- Prompt -
Each line of the data below must be reproduced without any change.

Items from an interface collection
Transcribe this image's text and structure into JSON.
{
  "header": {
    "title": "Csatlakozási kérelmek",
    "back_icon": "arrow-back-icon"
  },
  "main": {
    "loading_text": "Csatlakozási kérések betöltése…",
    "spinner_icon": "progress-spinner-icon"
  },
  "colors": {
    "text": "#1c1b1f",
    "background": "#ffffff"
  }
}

- Output of the exercise -
Transcribe this image's text and structure into JSON.
{
  "header": {
    "title": "Csatlakozási kérelmek",
    "back_icon": "arrow-back-icon"
  },
  "main": {
    "loading_text": "Csatlakozási kérések betöltése…",
    "spinner_icon": "progress-spinner-icon"
  },
  "colors": {
    "text": "#1c1b1f",
    "background": "#ffffff"
  }
}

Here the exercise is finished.